Years of laboratory testing has gone into today’s car paints to help protect them from harsh UV rays and every day driving hazards like debris. While classic cars aren’t normally daily drivers, they can benefit from modern paint technology. Getting the show-ready shine on your car is easy if you understand your paint type.
5 Basic Car Paint Types
What type paint do you have? Is it a single stage or a two stage application? Acrylic or urethane? Knowing will inform you about the right product to use and avoid damaging your car’s appearance.
The five basic types of car paints:
Undercoat primer – Helps the base paint adhere to the car better.
Base coats – The color of the car. It is usually a matte finish and doesn’t have hardeners added to it. You have to spray a clear coat over it to give it a glossy shine.
Acrylic lacquers – Popular with some classic car restorers but offers little UV protection. Lasts five to 10 years in regular driving conditions, longer if protected from sun.
Clear coat finishes – Gives paint its high gloss shine and offers protection against UV light. Can last the life of the car if maintained properly.
Specialty paints – Acrylic enamel, metallic finish paints and chameleon paints.
Restorers Moving to Urethane Clear Coat Paints
Just because a car is a classic that doesn’t mean the paint is from a bygone era. Many restorers now use urethane paints to give their cars a rich color with the protection of a clear coat. Some, like Corvette restorers, still use acrylic paints due to the high standards set by the NCRS (National Corvette Restorers Society). It depends on your views on restoration.
Single Stage vs Two Stage Paints
There are two types of paint applications – single stage and two stage (base coat/clear coat or BC/CC). A single stage urethane dries to a glossy shine but has little color protection. It will require regular maintenance to keep it scratch free. A two stage BC/CC paint gives you that high gloss shine as well as protection from scratches. Even though clear coats protect the base paint, they can still be scratch sensitive. Correcting paint and clear coat imperfections is done through detailing.

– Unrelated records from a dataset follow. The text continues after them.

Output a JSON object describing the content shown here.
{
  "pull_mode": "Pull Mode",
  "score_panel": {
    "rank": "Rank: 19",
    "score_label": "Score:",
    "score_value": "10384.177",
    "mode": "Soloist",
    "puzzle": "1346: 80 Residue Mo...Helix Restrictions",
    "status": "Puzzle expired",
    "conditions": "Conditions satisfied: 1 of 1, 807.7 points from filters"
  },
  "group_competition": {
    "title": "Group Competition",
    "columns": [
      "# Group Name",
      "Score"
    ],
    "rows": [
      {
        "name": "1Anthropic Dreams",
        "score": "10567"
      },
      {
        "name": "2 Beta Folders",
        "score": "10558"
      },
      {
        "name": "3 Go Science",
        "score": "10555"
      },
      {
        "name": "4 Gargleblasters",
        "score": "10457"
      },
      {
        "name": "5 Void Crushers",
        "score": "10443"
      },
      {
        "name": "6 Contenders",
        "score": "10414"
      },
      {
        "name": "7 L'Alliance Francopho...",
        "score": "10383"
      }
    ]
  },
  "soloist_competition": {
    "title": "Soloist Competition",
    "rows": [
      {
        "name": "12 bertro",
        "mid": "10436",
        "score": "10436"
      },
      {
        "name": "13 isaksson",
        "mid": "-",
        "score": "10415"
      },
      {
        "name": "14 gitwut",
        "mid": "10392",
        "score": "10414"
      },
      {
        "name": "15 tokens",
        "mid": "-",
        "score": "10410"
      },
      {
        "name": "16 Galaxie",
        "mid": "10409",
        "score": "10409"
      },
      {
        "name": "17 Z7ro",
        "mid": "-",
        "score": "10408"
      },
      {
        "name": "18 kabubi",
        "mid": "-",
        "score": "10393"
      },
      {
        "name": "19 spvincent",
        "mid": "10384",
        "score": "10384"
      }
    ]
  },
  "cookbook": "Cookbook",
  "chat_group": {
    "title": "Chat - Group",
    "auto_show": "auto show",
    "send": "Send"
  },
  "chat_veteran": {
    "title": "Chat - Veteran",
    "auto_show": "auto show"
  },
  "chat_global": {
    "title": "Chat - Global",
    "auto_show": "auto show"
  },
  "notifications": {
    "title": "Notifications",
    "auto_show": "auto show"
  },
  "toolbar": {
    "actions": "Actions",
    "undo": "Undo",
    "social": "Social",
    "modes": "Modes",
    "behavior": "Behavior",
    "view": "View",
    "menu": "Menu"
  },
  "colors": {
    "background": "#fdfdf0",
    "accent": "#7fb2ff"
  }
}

Garage Queens Love to be Pampered
The best way to preserve the integrity of your paint is by regular washing and waxing. Keep your car out of harsh sunlight (They don’t call them garage queens for nothing!). A good car cover will help you protect your paint as well as lighten your cleaning load.
A Good Finishing Polish Can Take Care of Scratches
You encounter scratches no matter how much you try to protect your car. That is when a good finishing polish comes in handy. Many scratches are in the clear coat of your paint and can be buffed out with an orbital polisher and a light to medium abrasive polish like SONAX Perfect Finish. Start with a mild solution and increase to a more abrasive one if your scratches are deeper than you first thought.
Test a Spot First
Before doing anything, wash your car. Test your polishing compound on a hidden spot on the car. With the polishing pad, coat the area before turning on the orbital polisher. Work the section, applying light pressure until the compound is completely worked in. Be sure to turn the polisher off before lifting it off the surface to avoid swirl marks. Buff to a nice shine.
Shine a Little Light on Your Work
Take a close look at the section you worked by shining a light on it. Are there any scratches remaining? Were you able to eliminate them with the finishing polish? If yes, then move on to the rest of the car, working in small sections. Different areas of the car may vary in the hardness of the paint (especially if sections have been repainted at different times). The pressure used on one section may not work on another so check your results as you go.
Eliminate Swirl Marks
For tough scratches you may need to progress up to a more abrasive polish. Check out our blog, Restore Your Garage Queen’s Glow with Rubbing Compound, for more helpful tips on removing tough scratches. The right detailing product can help you eliminate swirl marks in your clear coat finish.
Follow Up with a Good Waxing
Since polishing also removes paint in its quest to remove your scratches, it is always a good rule of thumb to apply a fresh coat of wax after polishing. Sure, after polishing your car looks shiny and new but it doesn’t have the added protection a layer of carnauba wax will give. Classic Auto Insurance is proud to partner with SONAX to bring their fine products to the attention of our classic car community. Learn more about the SONAX quality line of car care products at www.sonaxusa.com.
Collector and Classic Car Insurance for Less
Your garage queen is your pride and joy. Make sure you have the right insurance coverage to protect it. Let our friendly staff at Classic Auto Insurance help you find the right policy for your needs. Visit our website at www.classicins.com and see how we can help safeguard your dream car.